The film adaptations of Krasznahorkai's works—Damnation, The Last Boat, Satantango, and Werckmeister Harmonies—have gained noteworthy attention among art cinema critics. Alan Pavelin, critiquing Satantango for Talking Pictures, wrote: "For me this seven-hour-plus portrait of life on a failing collective farm, where … an apocalyptic atmosphere overhangs all, was utterly absorbing." Piers Handling, in his commentary for Cinema Parallel, observed: "Damnation and Satantango will be viewed as central works of eastern European cinema in the decades to come." Documenting the disintegration of the communist world, these films, Handling further noted, "are like X-rays, exposing a culture with insight, humanity and courage."

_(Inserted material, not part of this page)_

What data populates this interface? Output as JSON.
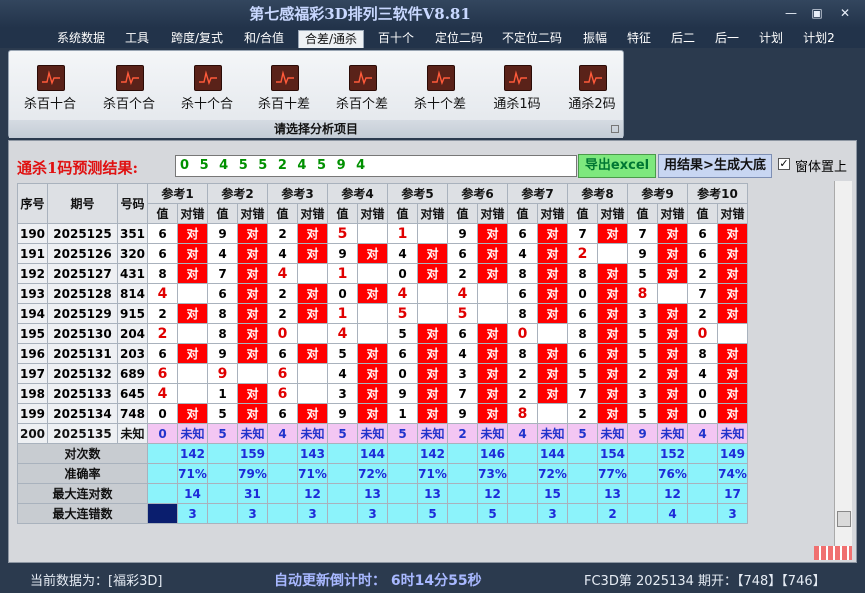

In 2006 War and War, Krasznahorkai's second English translation, was published, It is the story of Gyorgy Korin, a quiet archivist who is transformed when he discovers an ancient manuscript. As he travels to New York to try to publicize the text, Korin talks at length about the book to anyone who will listen, and their reactions form "a rich layer of self-reflexive commentary," according to Stephen Sposato in Library Journal. A Kirkus Reviews writer found the character of Korin "thoroughly depressing," but acknowledged that the author raised valid "issues of war, peace and reality."



Kirkus Reviews, March 1, 2006, review of War and War, p. 200.

Library Journal, April 1, 2006, Stephen Sposato, review of War and War, p. 83.

Review of Contemporary Fiction, spring, 2001, Michael Pinker, review of The Melancholy of Resistance, p. 188.

World Literature Today, spring, 1999, Clara Gyorgyey, review of Thy Kingdom Come, p. 367.


Cinema Parallel, (October 12, 2006), Rob Tregenza, "Who/What Is the 'Master'?," and Piers Handling, "The Films by Laszlo Krasznahorkai and Bela Tarr."

Second Circle, (October 12, 2006), Paul McRandle, review of The Melancholy of Resistance.

Talking Pictures, (October 12, 2006), Alan Pavelin, "The Bleak World of Bela Tarr."